Dear Rich Staff, you sometimes feel "used" when someone refers to "my question" and then asks four questions. So, give us a second to regroup. Actually we've written about reselling Apple products three times before: our classic post, our expanded classic post, and our "re-selling loaded iPods revised classic post. That doesn't mean we're tired of writing about the subject. So here's our take on your questions:
1. How are they allowed to sell these products for a ‘discount?’ There's no law prohibiting discounting unless a merchant has signed an agreement to fix pricing (which has to be carefully drafted to avoid antitrust laws). A merchant can even give iPods away for "free" although such offers are often considered a form of identity scam.
2. How are they allowed to advertise these products? See above. As long as the merchant doesn't break the rules set out in previous posts, the merchant can advertise the discount.
3. The last item I won from these auctions actually was shipped to me from Amazon.com. Is it possible for these auction sites to legally advertise Apple products, have an auction for them, and then purchase them from Amazon.com and simply have them shipped to the winner?
If a merchant obtained an authorized copy by legitimate means (buying it from Amazon), the merchant is free to dispose of it any way that's legal.

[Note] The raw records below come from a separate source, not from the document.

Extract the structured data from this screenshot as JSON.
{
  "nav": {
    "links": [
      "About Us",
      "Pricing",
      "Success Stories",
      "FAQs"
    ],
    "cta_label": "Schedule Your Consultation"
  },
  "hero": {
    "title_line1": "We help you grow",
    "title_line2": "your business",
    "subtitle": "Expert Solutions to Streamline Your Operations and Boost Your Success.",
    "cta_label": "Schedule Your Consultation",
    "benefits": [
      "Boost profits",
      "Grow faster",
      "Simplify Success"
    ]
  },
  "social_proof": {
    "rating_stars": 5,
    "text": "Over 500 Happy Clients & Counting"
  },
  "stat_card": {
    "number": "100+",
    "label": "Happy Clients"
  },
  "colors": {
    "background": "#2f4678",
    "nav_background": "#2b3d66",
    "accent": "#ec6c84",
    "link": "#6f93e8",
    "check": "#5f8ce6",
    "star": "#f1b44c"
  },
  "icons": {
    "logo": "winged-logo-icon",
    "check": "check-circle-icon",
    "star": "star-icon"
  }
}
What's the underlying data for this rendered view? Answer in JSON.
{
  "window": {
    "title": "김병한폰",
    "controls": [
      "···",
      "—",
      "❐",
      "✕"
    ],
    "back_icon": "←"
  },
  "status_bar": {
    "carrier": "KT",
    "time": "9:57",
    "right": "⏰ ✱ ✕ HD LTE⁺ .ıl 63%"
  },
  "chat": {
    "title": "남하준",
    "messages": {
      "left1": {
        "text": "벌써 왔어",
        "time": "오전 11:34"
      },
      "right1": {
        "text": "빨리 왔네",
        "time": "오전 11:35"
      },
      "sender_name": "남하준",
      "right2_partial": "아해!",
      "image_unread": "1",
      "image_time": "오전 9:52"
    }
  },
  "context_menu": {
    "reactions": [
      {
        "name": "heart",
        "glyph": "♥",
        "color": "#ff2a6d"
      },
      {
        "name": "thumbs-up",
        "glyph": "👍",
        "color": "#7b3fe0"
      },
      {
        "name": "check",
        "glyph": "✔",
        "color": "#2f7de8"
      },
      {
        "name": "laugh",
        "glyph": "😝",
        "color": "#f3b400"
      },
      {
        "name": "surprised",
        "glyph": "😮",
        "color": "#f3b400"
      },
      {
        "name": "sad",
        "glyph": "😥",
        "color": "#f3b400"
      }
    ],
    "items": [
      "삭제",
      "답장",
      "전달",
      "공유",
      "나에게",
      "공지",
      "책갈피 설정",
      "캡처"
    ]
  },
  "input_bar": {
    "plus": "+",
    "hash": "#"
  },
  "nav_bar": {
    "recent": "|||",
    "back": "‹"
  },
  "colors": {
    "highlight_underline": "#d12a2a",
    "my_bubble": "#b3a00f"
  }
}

4. If a person wanted to sell Apple Products that they bought from craigslist or ebay, could they start a business with ‘Apple’ in the name and not get sued -- for example ‘Great Apple Products,’ and then open a website called GreatAppleProducts.com? If you're selling applesauce and apple pie, you're probably okay with GreatAppleProducts.com, (just as the MAC cosmetic company can sell its cosmetics under a "Mac" domain name). But if you're selling Apple computer and software products under an Apple-ish domain name, you may run into opposition from Apple. Using Apple (or the name of an Apple product) in the domain name could imply that Apple is associated with or endorses your site (or that you are in some way authorized) giving the company a basis to pursue you for trademark infringement. Not saying that will definitely happen ... just sayin'.